The main reason soccer remains unpopular in the United States is its inability to generate money. The NFL is a billion-dollar industry, and money is more American than apple pie will ever be. Soccer’s lack of revenue will keep it from being popular at the professional level because sponsors and marketing potential are what professional sports are built on in the US. Soccer’s setup does not lend itself to capitalism–having only one ball and not much equipment needed by participants. Americans ask, “Where’s the acquirement, marketshare or revenue?”
Until industries and corporations can make soccer into a moneymaker as it has done with football and other sports, soccer really doesn’t have a chance. Its popularity shall never threaten the NFL or the NBA.
Steve Shepard, a KHSAA-certified official, was interviewed for this story December 6, 2009. Shepard is a former varsity soccer coach for the Madisonville-North Hopkins High School Lady Maroons Soccer team and has played soccer at the high school, college, and semi-pro level.
Q. Mr. Shepard – Can you tell me what your thoughts are about why soccer is not as big here in the United States as it is in other countries?
R. For one, there is no stoppage time in soccer, and it puts a severe hindrance on the marketing ability of soccer with sponsors. However, it is very big with the youth in the United States, and I have avidly worked with many groups over the years as a coach, so I know that it is well accepted with the younger crowd and youth organizations.
Q. Mr. Shepard, what do you think was the turning point for soccer, and what will be the deciding factor that will make or break the sport?
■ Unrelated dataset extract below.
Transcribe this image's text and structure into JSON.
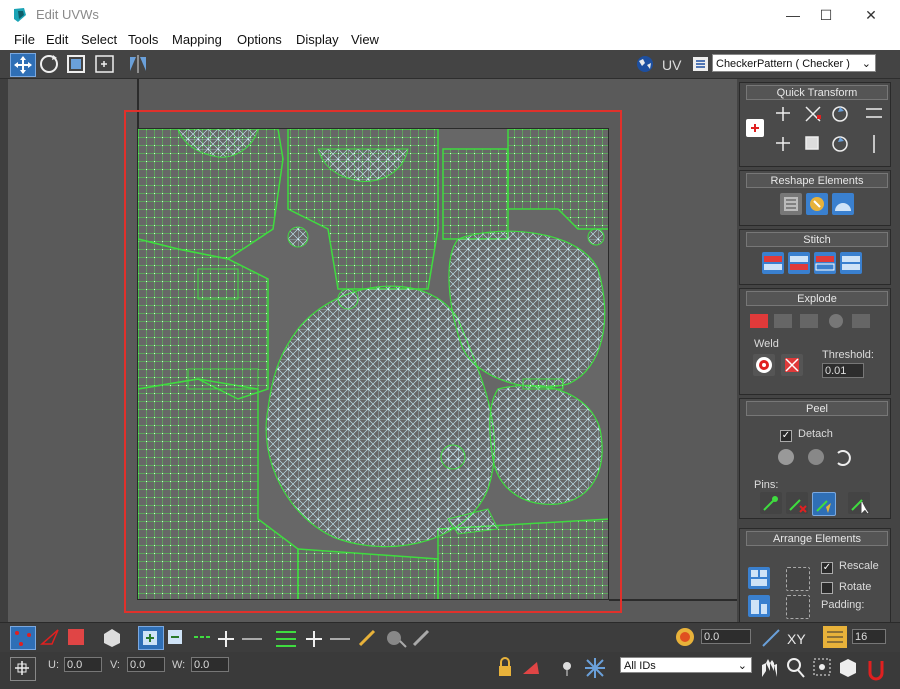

R. I think everyone enjoyed watching the women win the World Cup in 1999, and soccer has grown in leaps and bounds ever since not to mention David Beckham’s playing for LA Galaxy has brought an added amount of attention to the sport. If the media would just pay more attention to the sport and the sponsors would back the sport along with the players, I think Americans would take notice of the sport more. The lack of it not being televised further prevents it from being more readily available to Americans, which, in turn, prevents Americans the opportunity of learning to enjoy the sport.
Q. Do you think that David Beckham will stay in the United States?
R. No, not really. However, I am sure the popularity of soccer is still going to maintain growth. Now everyone is starting to see how overall the sport has grown in popularity with the public and with the media.
Thank you for your time, Mr. Shepard. I appreciate it and am sure my readers shall also appreciate your comments.
Soccer is a well respected sport in every country around the world, and for that reason alone the United States should make every effort to welcome it just as it does for the big three, American football, basketball and baseball. Surely, sporting events, such as soccer, are the least of our worries in this world today, but we now live in a world-community and must open our minds to other perspectives, including that worldwide when one says, “football,” it is usually soccer that is being talked about, not the NFL.
References for this article include: Soccer.com and msn.foxsports.com